* **Information**:
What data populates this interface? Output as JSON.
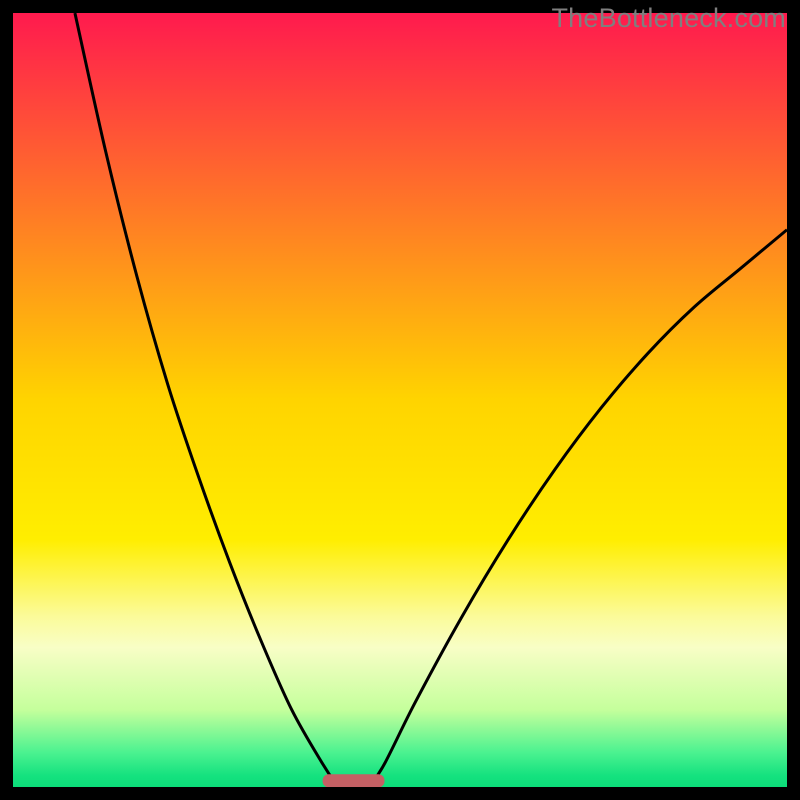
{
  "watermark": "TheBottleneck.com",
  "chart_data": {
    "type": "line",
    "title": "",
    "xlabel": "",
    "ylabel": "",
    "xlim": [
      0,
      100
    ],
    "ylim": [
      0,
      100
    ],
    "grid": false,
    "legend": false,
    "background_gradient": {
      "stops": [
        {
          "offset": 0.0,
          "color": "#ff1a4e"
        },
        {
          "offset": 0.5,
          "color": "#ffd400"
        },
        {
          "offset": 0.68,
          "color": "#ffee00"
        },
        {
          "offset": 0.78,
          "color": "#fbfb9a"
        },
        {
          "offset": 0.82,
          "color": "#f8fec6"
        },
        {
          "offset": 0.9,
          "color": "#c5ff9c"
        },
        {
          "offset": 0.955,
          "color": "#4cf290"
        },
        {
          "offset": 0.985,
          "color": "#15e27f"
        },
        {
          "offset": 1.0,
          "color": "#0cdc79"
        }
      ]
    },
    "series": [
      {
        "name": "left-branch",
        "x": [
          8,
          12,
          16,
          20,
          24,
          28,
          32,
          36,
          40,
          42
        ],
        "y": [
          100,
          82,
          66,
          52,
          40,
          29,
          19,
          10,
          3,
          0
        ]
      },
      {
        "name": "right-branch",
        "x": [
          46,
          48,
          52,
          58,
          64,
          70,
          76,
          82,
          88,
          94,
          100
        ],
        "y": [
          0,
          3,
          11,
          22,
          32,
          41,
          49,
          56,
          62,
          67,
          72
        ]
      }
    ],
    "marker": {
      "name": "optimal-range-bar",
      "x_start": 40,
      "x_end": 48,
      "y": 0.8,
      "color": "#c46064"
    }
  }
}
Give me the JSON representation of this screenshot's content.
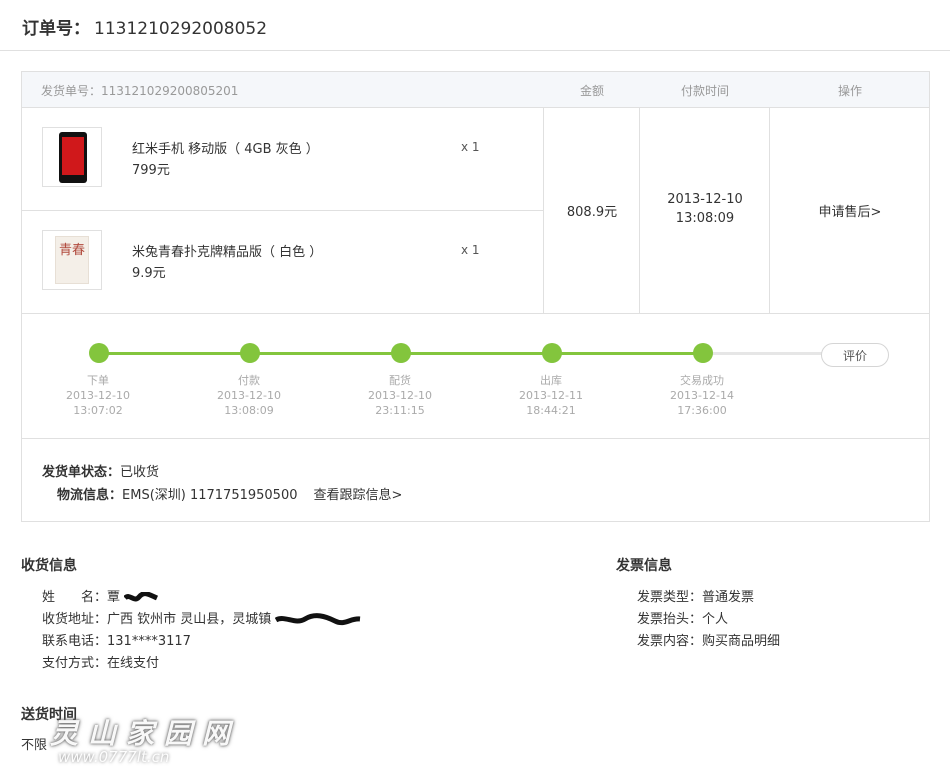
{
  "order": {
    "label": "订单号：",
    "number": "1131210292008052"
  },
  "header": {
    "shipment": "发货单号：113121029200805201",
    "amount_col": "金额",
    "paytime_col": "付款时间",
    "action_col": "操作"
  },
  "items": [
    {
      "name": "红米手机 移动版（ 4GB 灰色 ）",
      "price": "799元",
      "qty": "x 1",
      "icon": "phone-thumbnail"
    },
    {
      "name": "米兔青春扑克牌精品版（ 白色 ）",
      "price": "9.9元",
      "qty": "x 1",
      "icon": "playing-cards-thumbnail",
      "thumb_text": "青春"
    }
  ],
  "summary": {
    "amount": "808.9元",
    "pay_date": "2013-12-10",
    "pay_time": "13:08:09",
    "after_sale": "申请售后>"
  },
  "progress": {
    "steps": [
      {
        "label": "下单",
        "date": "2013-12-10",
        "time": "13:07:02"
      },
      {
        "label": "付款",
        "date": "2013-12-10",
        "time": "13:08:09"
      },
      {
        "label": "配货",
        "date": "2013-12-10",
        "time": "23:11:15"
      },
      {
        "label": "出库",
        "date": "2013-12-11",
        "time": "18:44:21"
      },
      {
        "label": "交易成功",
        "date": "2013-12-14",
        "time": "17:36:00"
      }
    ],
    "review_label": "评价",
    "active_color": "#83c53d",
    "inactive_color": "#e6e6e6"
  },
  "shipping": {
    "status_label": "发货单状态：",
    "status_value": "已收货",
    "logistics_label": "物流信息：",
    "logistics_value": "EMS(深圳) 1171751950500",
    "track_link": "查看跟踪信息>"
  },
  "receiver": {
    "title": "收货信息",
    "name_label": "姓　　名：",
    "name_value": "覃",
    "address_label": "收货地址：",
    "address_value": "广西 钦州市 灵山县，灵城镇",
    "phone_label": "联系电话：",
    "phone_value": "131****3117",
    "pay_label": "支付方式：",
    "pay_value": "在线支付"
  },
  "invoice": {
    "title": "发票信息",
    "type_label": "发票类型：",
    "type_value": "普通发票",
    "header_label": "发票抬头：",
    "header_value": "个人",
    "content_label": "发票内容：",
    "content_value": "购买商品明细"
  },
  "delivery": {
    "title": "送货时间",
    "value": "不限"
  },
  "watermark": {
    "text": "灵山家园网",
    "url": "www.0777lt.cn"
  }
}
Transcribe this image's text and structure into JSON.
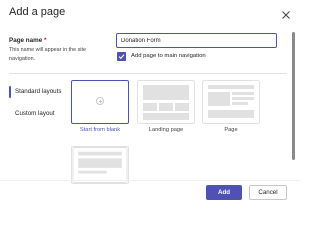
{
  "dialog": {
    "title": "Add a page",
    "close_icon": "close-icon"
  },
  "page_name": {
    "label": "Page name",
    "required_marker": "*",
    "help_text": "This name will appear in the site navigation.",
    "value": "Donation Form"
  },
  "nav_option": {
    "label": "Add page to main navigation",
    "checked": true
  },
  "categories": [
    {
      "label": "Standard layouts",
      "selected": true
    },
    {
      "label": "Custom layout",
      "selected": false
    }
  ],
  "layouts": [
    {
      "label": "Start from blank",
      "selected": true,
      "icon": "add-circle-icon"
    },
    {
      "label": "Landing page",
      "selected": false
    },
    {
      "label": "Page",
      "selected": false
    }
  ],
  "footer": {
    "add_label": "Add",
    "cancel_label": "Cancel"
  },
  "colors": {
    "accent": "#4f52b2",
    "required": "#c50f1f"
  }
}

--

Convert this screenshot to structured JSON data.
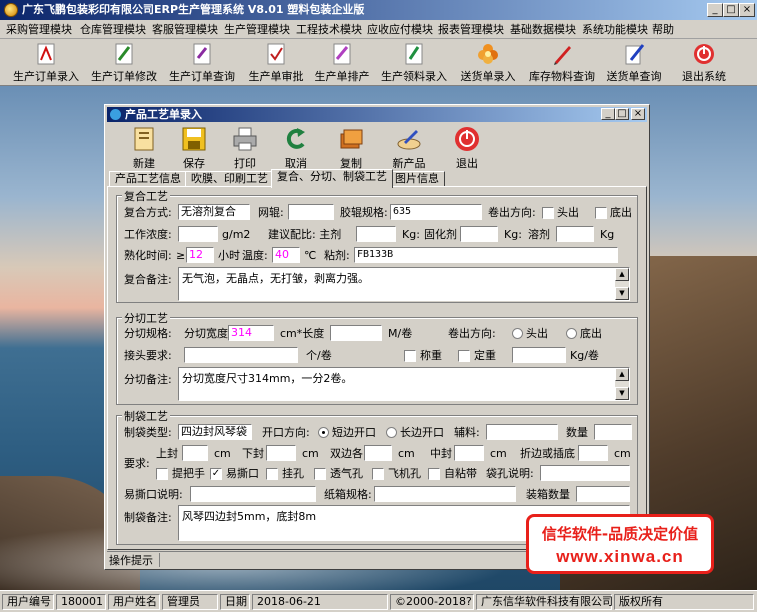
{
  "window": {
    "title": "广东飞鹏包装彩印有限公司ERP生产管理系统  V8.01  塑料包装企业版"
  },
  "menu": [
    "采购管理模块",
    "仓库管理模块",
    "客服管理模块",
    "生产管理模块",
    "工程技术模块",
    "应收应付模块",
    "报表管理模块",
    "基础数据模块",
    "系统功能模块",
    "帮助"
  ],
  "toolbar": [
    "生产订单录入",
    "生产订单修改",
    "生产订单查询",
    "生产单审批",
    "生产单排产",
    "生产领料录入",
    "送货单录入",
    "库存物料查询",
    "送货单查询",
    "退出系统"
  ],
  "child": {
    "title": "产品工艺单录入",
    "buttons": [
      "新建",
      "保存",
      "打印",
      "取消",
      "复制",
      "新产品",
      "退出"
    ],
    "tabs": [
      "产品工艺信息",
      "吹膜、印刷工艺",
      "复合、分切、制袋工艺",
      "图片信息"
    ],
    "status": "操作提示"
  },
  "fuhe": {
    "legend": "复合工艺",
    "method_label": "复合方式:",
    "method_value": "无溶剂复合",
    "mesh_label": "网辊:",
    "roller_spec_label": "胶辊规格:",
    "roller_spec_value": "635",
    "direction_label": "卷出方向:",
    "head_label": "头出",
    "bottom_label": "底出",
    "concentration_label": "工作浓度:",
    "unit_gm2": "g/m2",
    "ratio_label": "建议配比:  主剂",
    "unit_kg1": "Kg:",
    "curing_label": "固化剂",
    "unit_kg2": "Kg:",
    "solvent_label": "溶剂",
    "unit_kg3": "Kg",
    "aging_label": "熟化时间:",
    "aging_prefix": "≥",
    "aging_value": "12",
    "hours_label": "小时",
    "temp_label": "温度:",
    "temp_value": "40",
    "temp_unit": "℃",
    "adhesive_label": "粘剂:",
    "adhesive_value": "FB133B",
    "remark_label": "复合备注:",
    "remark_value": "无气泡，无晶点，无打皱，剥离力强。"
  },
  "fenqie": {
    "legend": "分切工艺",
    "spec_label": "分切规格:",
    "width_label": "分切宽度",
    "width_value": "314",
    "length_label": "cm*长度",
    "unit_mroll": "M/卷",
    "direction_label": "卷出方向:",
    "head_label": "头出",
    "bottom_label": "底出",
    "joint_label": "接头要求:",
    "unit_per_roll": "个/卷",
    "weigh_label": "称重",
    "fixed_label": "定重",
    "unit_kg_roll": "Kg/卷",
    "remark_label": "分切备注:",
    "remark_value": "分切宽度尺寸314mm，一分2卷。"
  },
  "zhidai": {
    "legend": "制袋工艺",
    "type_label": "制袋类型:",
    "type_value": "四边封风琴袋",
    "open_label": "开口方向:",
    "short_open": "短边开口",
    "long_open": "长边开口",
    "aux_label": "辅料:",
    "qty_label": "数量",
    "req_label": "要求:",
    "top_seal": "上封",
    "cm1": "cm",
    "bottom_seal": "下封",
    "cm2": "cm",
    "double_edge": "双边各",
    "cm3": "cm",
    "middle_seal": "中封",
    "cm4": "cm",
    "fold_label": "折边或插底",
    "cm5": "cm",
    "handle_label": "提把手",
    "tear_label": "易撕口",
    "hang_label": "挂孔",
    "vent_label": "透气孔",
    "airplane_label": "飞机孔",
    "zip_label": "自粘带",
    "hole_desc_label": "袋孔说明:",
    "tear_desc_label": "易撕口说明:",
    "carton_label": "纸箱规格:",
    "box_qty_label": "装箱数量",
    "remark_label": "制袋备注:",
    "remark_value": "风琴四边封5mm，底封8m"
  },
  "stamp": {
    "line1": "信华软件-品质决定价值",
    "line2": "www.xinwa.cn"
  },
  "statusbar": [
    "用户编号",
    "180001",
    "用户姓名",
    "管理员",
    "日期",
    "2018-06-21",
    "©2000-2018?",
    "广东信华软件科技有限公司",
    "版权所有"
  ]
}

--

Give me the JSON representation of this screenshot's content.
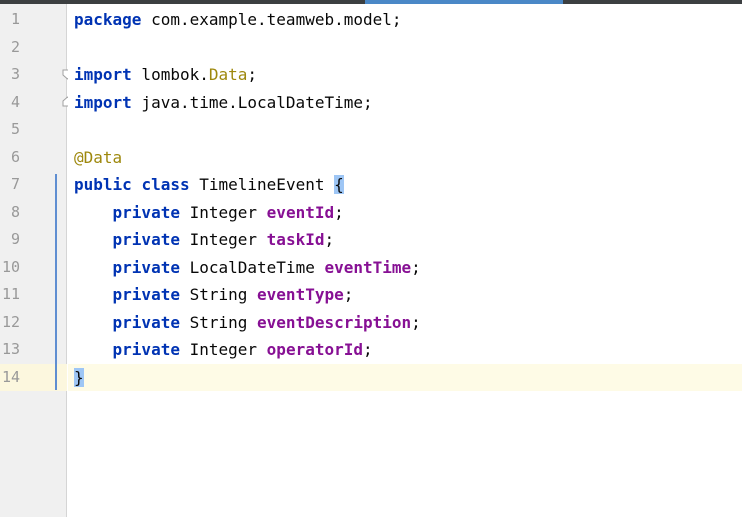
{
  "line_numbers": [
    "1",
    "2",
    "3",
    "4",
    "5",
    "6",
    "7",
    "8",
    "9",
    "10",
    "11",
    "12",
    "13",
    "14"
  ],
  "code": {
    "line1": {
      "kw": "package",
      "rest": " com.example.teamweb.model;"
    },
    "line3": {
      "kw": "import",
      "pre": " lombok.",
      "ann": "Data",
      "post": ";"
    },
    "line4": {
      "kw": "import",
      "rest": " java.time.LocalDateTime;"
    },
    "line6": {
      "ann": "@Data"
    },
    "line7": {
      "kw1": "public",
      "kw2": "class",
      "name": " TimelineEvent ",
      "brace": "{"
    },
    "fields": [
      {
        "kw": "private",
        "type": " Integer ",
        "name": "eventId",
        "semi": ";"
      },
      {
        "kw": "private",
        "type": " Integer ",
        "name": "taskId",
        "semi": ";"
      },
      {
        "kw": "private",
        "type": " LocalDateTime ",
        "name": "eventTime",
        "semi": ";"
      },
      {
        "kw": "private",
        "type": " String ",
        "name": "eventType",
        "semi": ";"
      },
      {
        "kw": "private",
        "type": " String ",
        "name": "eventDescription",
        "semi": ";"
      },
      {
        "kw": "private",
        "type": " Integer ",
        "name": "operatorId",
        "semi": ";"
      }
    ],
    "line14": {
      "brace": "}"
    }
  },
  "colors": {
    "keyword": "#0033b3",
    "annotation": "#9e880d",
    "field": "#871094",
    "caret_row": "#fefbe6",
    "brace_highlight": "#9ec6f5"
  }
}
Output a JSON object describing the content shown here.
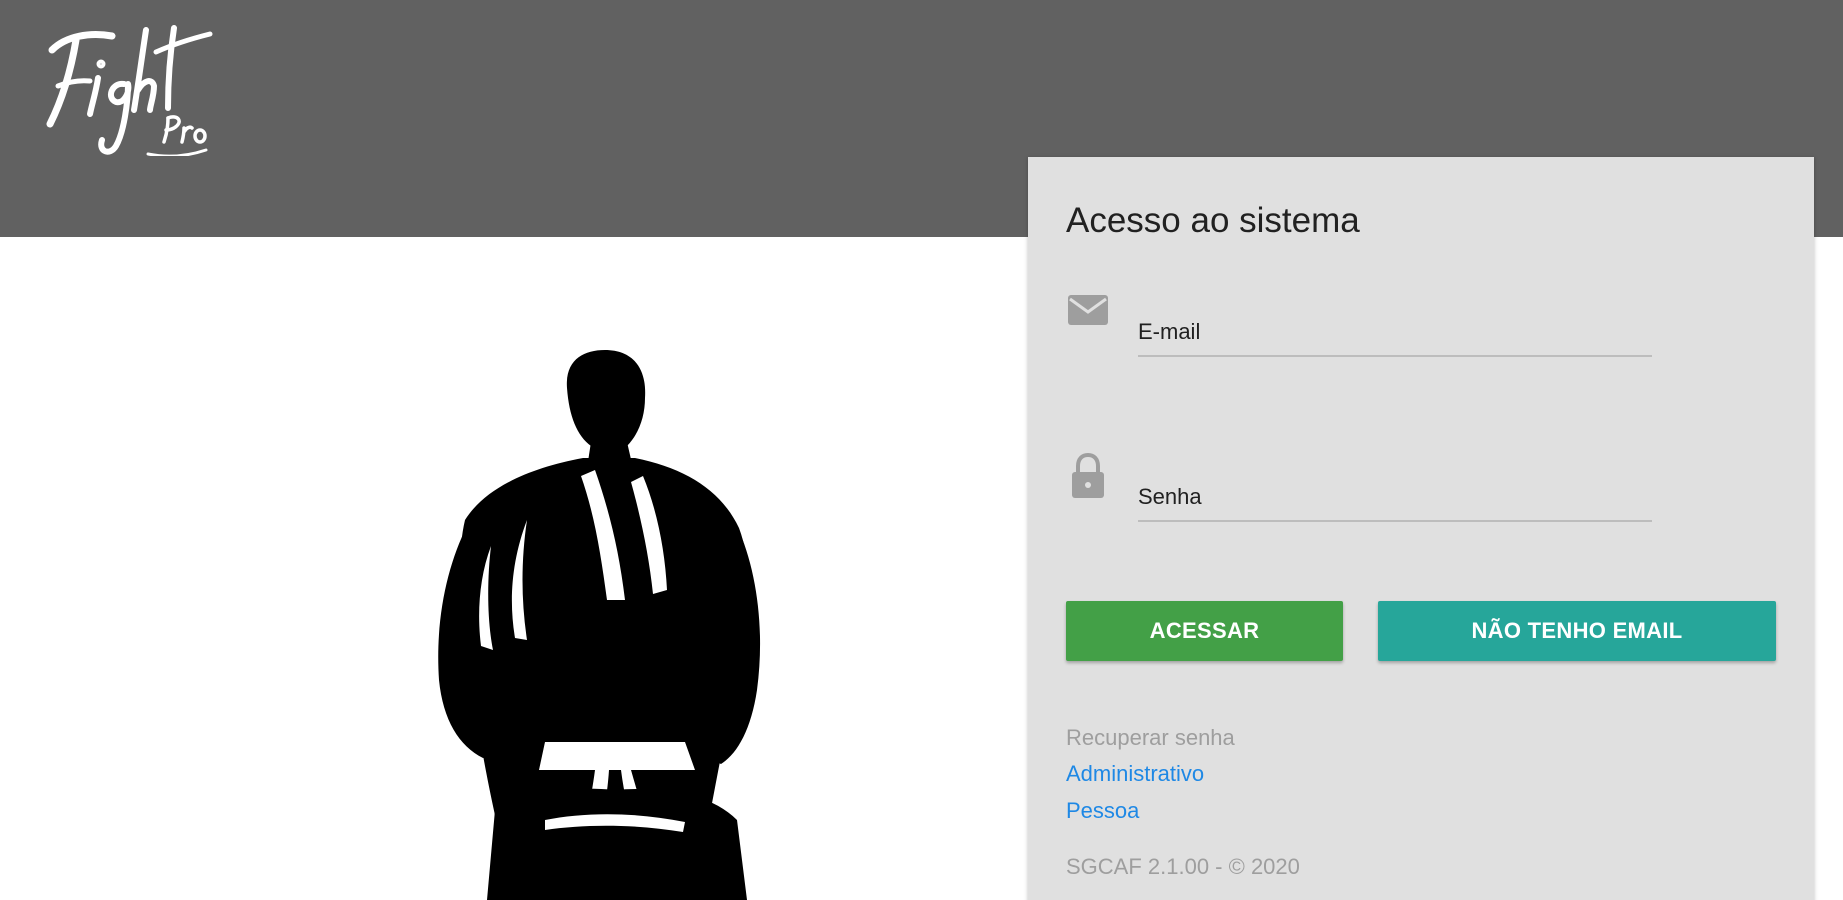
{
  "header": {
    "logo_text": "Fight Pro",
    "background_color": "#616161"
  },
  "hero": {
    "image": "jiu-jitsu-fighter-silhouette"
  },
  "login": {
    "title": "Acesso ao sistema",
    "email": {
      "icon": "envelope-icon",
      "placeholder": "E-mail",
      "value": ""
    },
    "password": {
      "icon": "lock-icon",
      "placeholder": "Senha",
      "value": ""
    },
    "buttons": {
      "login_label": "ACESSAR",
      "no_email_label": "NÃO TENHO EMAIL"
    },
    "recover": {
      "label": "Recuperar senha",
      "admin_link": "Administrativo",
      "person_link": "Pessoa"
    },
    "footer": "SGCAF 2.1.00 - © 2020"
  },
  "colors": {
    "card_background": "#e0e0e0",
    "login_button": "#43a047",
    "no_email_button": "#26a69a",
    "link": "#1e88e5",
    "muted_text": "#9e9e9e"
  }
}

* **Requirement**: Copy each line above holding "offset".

* **Answer to the problem**:
          "offset": 0.0,
          "offset": 0.5,
          "offset": 0.68,
          "offset": 0.78,
          "offset": 0.82,
          "offset": 0.9,
          "offset": 0.955,
          "offset": 0.985,
          "offset": 1.0,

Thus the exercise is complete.